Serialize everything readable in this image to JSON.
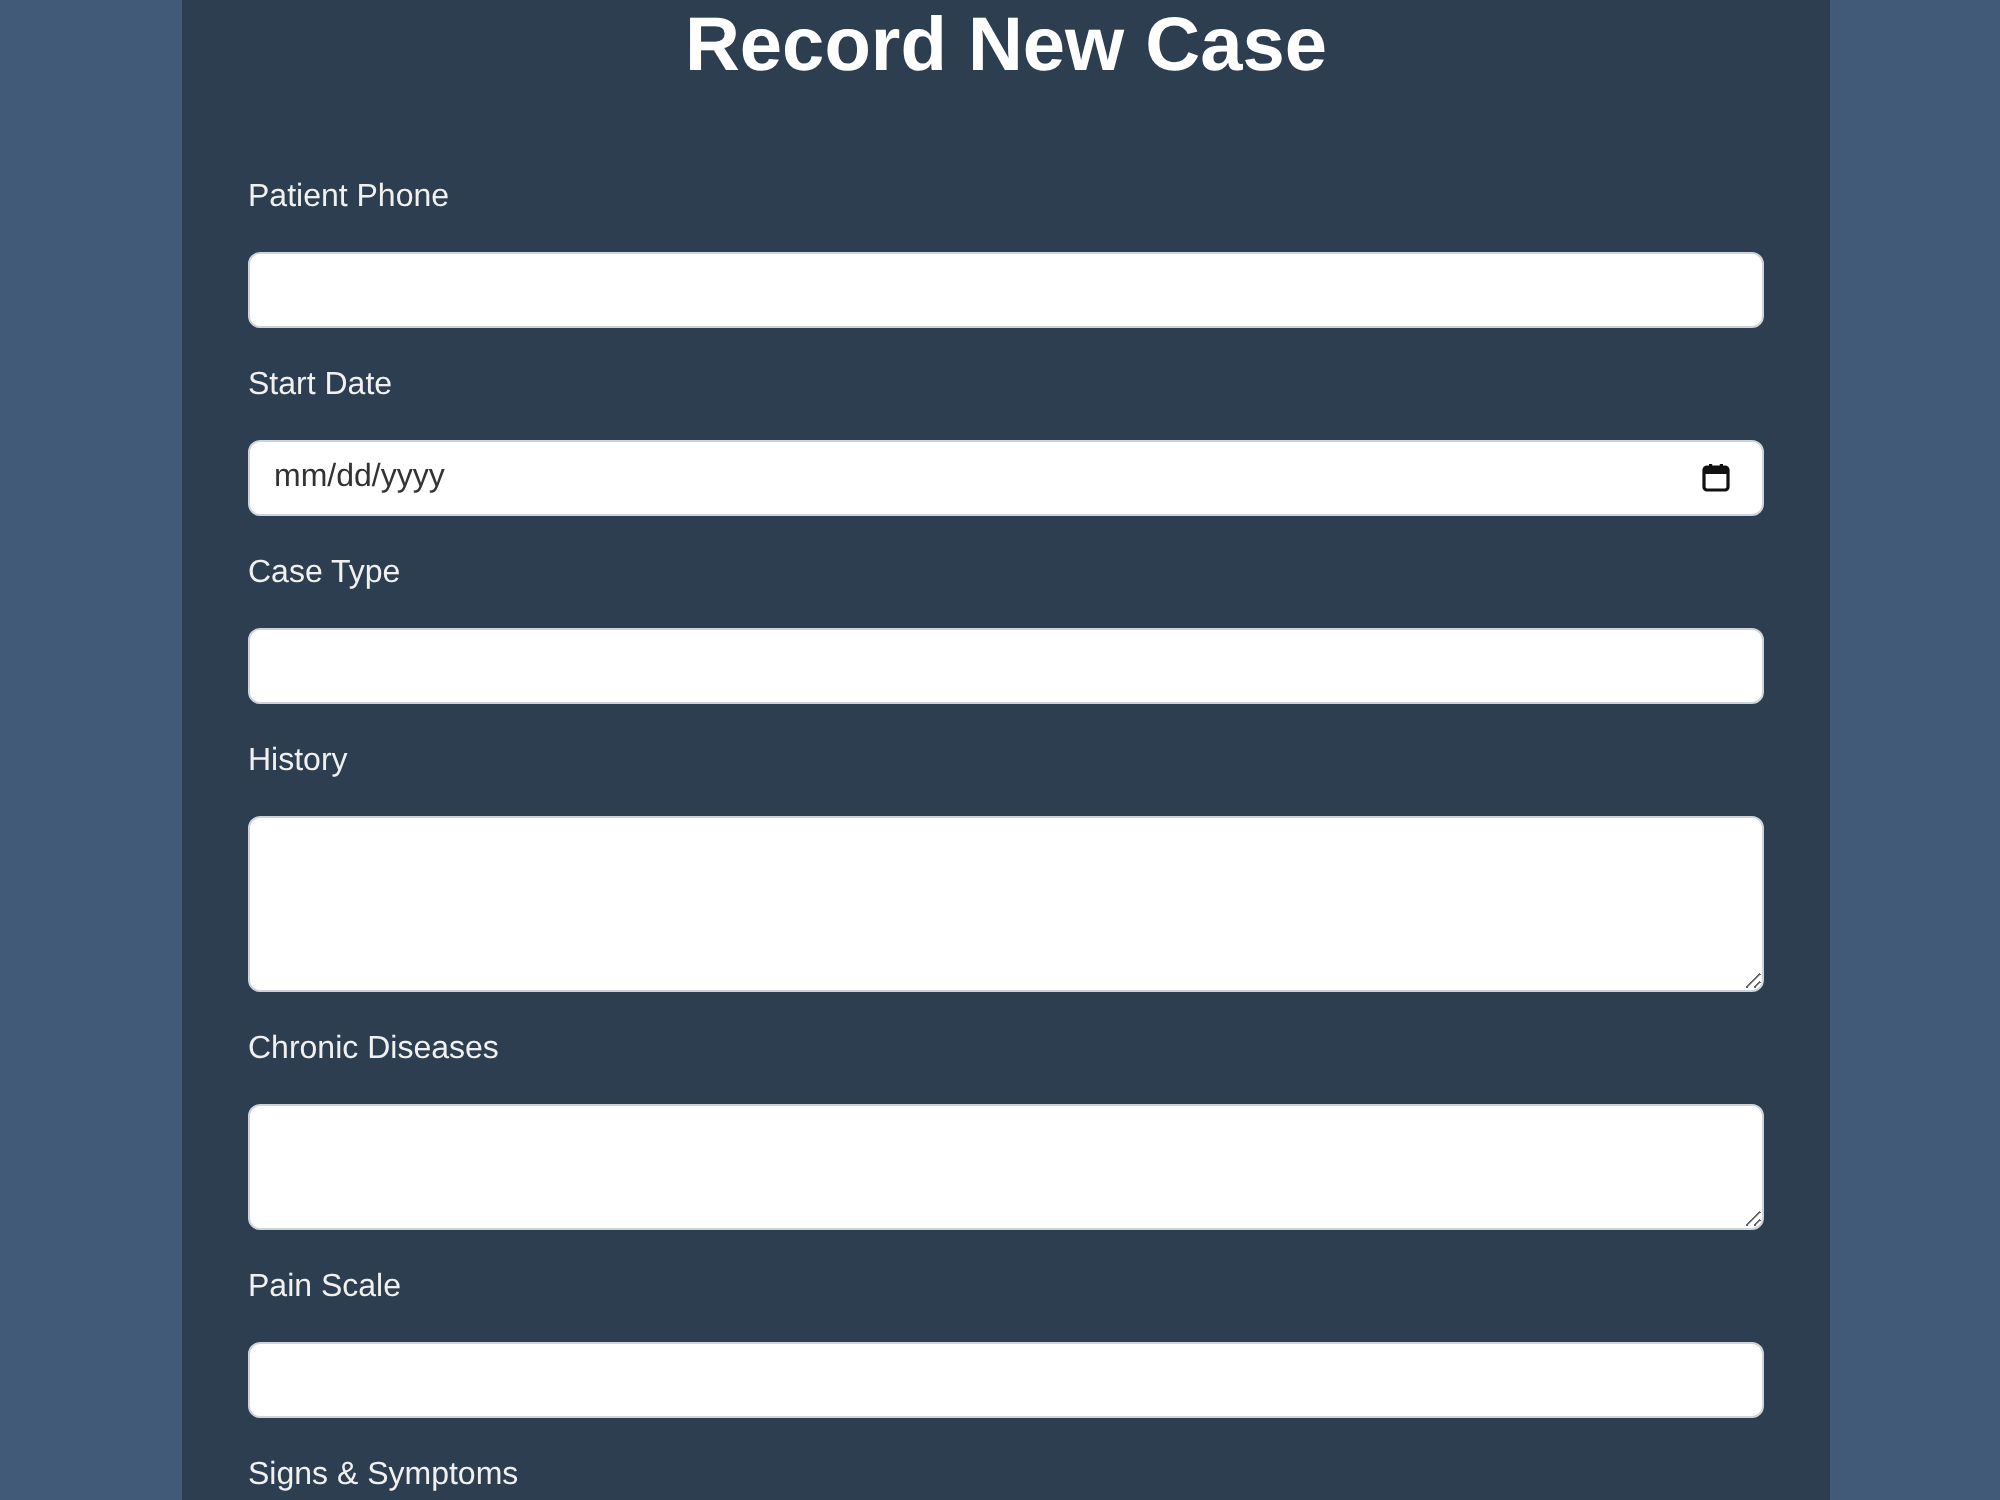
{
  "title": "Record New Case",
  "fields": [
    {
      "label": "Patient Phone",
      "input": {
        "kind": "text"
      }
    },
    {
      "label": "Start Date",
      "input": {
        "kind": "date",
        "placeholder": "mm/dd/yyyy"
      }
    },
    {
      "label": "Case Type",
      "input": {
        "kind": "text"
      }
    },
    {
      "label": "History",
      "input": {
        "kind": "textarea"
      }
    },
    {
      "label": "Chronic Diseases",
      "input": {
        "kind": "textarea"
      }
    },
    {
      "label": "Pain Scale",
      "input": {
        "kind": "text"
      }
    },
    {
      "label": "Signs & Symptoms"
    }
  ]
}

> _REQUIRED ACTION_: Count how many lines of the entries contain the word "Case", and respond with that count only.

> _EXERCISE RESPONSE_: 2